28 May 2016

Weirdest places ever slept, part 4, God's house

As part of our day job related fund raising, we travel to all kinds of places and hotels. Sometimes when it is in our nonprofit world, we stay with friends or the locals offer to put us up. This is great as it saves money as we raise it. Several churches have had space to host us and we've always been grateful, but it's also some of the strangest sleeping quarters I've experienced.

I don't know if any of you have ever been in a huge building alone as a kid or an adult. As a kid I remember we'd play hide and seek in the basement of the church I grew up in while the adults ate finger food and drank punch upstairs somewhere. It always seemed like you'd get spooked and run like you'd never run in your life down a dark hallway. Also my dad used to rent "computer time"  in a big office building in downtown KC. I'd be the only person on the 10th floor poking in people's desks and such. Then I'd go even further down to the bathroom and get spooked and run like mad back to the computer room that was completely sealed and sound proof. My dad wouldn't have heard me yelling or running or anything the way it was set up. It was great fun.  I give you this as way as background to the places with dark hallways that might effect odd places I slept as an adult.

The first time we slept in a guest room inside a church it was in a smaller community, but the church could probably seat a couple hundred people. We had a compulsion to walk around and see everything just so we knew where we were at and how the land lay. My significant other sneaked into the sanctuary and tapped on the cymbals while I was in another part of the church getting a drink or something and tried to say it wasn't him. The church folks had thoughtfully put a lock on the door of the room.

One nice thing about a lock is that you are in a huge building alone and it's nice not to feel vulnerable. Two is that folks arrive at all kinds of early hours for church services and you'd like to not introduce yourself in your skivvies.

So another time, another religious institution, the guest room was actually a large lounge with six sofas that made into beds. So you just picked one and opened up. While it was a big space (besides being in a big building) it very distinctly wasn't a single bedroom. We dressed in the attached bathroom.

Well, putting it mildly I'm not an early riser. The early risers in this rural farm community were getting coffee going behind a folding curtain that attached to our room. My significant other got in the shower and gave me a moment to awake. I started worrying this big room was a Sunday School area and I should get moving. I traded the sofa room for the bathroom only to hear pounding on the door of our area. I was about to turn on the shower when my man opened the door and said that I needed to hurry they were going to have to turn off the water.  The snow storm had frozen and broken pipes which were filling the heating system with water. Uhm, okay, no pressure.

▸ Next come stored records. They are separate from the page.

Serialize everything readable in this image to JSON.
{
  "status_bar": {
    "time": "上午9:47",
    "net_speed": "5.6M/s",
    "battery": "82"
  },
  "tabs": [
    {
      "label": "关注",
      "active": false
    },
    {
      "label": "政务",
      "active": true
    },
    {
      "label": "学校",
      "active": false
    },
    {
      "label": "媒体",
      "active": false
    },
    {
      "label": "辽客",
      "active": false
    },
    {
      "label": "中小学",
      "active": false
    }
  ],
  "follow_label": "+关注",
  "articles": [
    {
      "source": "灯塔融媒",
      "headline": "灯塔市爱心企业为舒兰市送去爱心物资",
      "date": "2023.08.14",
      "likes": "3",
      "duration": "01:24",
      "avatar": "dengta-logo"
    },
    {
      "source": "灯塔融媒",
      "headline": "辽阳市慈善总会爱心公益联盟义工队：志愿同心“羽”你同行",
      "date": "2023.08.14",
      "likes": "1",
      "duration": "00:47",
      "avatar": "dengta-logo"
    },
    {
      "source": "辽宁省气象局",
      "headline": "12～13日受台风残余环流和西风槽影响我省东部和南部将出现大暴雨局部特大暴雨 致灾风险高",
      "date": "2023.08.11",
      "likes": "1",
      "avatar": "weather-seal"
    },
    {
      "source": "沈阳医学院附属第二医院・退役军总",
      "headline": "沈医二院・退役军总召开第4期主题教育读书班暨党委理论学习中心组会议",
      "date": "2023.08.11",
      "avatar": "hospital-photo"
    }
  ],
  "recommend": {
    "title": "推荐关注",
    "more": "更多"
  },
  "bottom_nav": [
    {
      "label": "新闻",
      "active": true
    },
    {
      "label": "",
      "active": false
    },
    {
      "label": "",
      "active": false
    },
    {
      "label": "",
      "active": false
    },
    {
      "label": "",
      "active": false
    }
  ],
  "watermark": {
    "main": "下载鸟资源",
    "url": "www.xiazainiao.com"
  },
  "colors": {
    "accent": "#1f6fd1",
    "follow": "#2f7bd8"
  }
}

When I came out to join in the donuts and early morning church rituals, you could hear the water pounding in the heating vents like tribal drums. Really weird sound.

Okay, so another room another state. This time attached to the men's bathroom as this was the only bathroom that had a shower. My spouse taught me that it is inappropriate to balance one's makeup bag on the handle of a urinal, but honestly you just work with whatever space you have and there wasn't any. We stayed in this arrangement for eight weeks. It was in a urban spill from a very large city. The kitchen was in the basement which meant walking through the sanctuary (in the dark) and down some stairs and hallways to the kitchen for hot water or microwaves etc. So I had to psych myself up for the journey (see the paragraph of childhood basement running above!).

It was fine and we didn't mind. These are just the little challenges you don't think of unless you stay a place as unusual as the back of thousands of square feet of public use space. After a few days, someone from the pastoral family mentioned that we needed to double check the side door by the sanctuary (not the one we used in the back dark parking lot!) because it didn't always latch and sometimes homeless people came inside to get warm. No big deal but it was best to check. Yeah. Note to self check the doors and the dark hallways on the way to the far away kitchen.

So then my significant one had to leave for another meeting and I got to stay there completely alone for two weeks. It was fine. Really. So maybe yes, I ran a couple times thru dark hallways, but I was grateful for somewhere to stay. It probably helped the intensity of my prayers!


  1. Sleeping in a church the night before services is odd and stressful. I too, not being a morning person, envision waking to people opening the door on me in my skivvies.

    Why do darkened rooms feel so ominous when you know better? I wish I knew.

  2. There's some odd primal fear about the dark, isn't there?